## ASSIGNED TASK
Give the entries back exactly, dropping each image.

## Items from a dataset
# # # #
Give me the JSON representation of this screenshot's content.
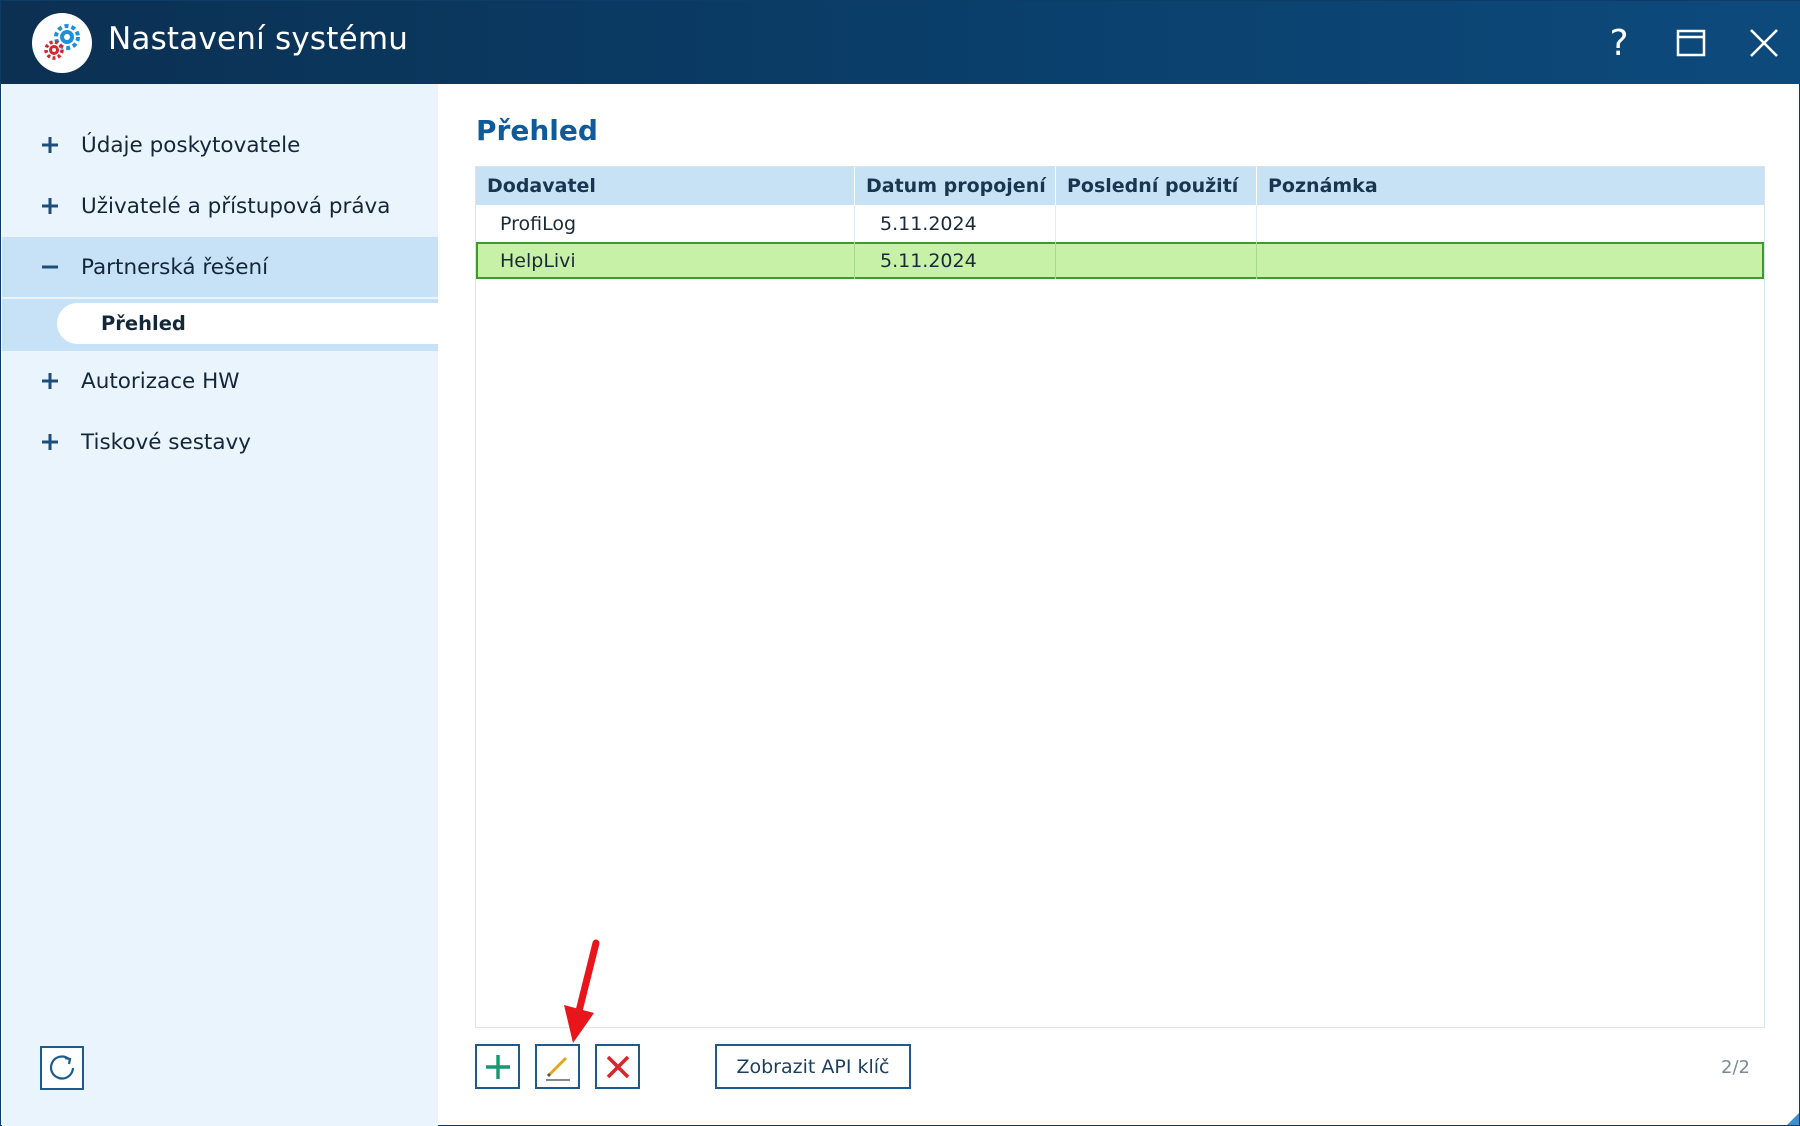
{
  "window": {
    "title": "Nastavení systému",
    "help_label": "?"
  },
  "sidebar": {
    "items": [
      {
        "sign": "+",
        "label": "Údaje poskytovatele"
      },
      {
        "sign": "+",
        "label": "Uživatelé a přístupová práva"
      },
      {
        "sign": "−",
        "label": "Partnerská řešení"
      },
      {
        "sign": "+",
        "label": "Autorizace HW"
      },
      {
        "sign": "+",
        "label": "Tiskové sestavy"
      }
    ],
    "subitem": {
      "label": "Přehled"
    }
  },
  "main": {
    "title": "Přehled",
    "table": {
      "columns": [
        "Dodavatel",
        "Datum propojení",
        "Poslední použití",
        "Poznámka"
      ],
      "rows": [
        {
          "supplier": "ProfiLog",
          "date": "5.11.2024",
          "last_used": "",
          "note": ""
        },
        {
          "supplier": "HelpLivi",
          "date": "5.11.2024",
          "last_used": "",
          "note": "",
          "selected": true
        }
      ]
    },
    "toolbar": {
      "api_key_label": "Zobrazit API klíč",
      "page_count": "2/2"
    }
  },
  "colors": {
    "titlebar": "#0b3052",
    "accent": "#0f5a9a",
    "sidebar_bg": "#eaf4fc",
    "selected_row": "#c7f1a6",
    "add_icon": "#149a6e",
    "delete_icon": "#d9262b",
    "annotation_arrow": "#e8161b"
  },
  "icons": [
    "app-gears-icon",
    "help-icon",
    "maximize-icon",
    "close-icon",
    "plus-icon",
    "minus-icon",
    "refresh-icon",
    "add-icon",
    "edit-icon",
    "delete-icon",
    "annotation-arrow-icon"
  ]
}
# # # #
## SOLUTION TO THE PROBLEM
Give me the JSON representation of this screenshot's content.
{
  "window": {
    "title": "Nastavení systému",
    "help_label": "?"
  },
  "sidebar": {
    "items": [
      {
        "sign": "+",
        "label": "Údaje poskytovatele"
      },
      {
        "sign": "+",
        "label": "Uživatelé a přístupová práva"
      },
      {
        "sign": "−",
        "label": "Partnerská řešení"
      },
      {
        "sign": "+",
        "label": "Autorizace HW"
      },
      {
        "sign": "+",
        "label": "Tiskové sestavy"
      }
    ],
    "subitem": {
      "label": "Přehled"
    }
  },
  "main": {
    "title": "Přehled",
    "table": {
      "columns": [
        "Dodavatel",
        "Datum propojení",
        "Poslední použití",
        "Poznámka"
      ],
      "rows": [
        {
          "supplier": "ProfiLog",
          "date": "5.11.2024",
          "last_used": "",
          "note": ""
        },
        {
          "supplier": "HelpLivi",
          "date": "5.11.2024",
          "last_used": "",
          "note": "",
          "selected": true
        }
      ]
    },
    "toolbar": {
      "api_key_label": "Zobrazit API klíč",
      "page_count": "2/2"
    }
  },
  "colors": {
    "titlebar": "#0b3052",
    "accent": "#0f5a9a",
    "sidebar_bg": "#eaf4fc",
    "selected_row": "#c7f1a6",
    "add_icon": "#149a6e",
    "delete_icon": "#d9262b",
    "annotation_arrow": "#e8161b"
  },
  "icons": [
    "app-gears-icon",
    "help-icon",
    "maximize-icon",
    "close-icon",
    "plus-icon",
    "minus-icon",
    "refresh-icon",
    "add-icon",
    "edit-icon",
    "delete-icon",
    "annotation-arrow-icon"
  ]
}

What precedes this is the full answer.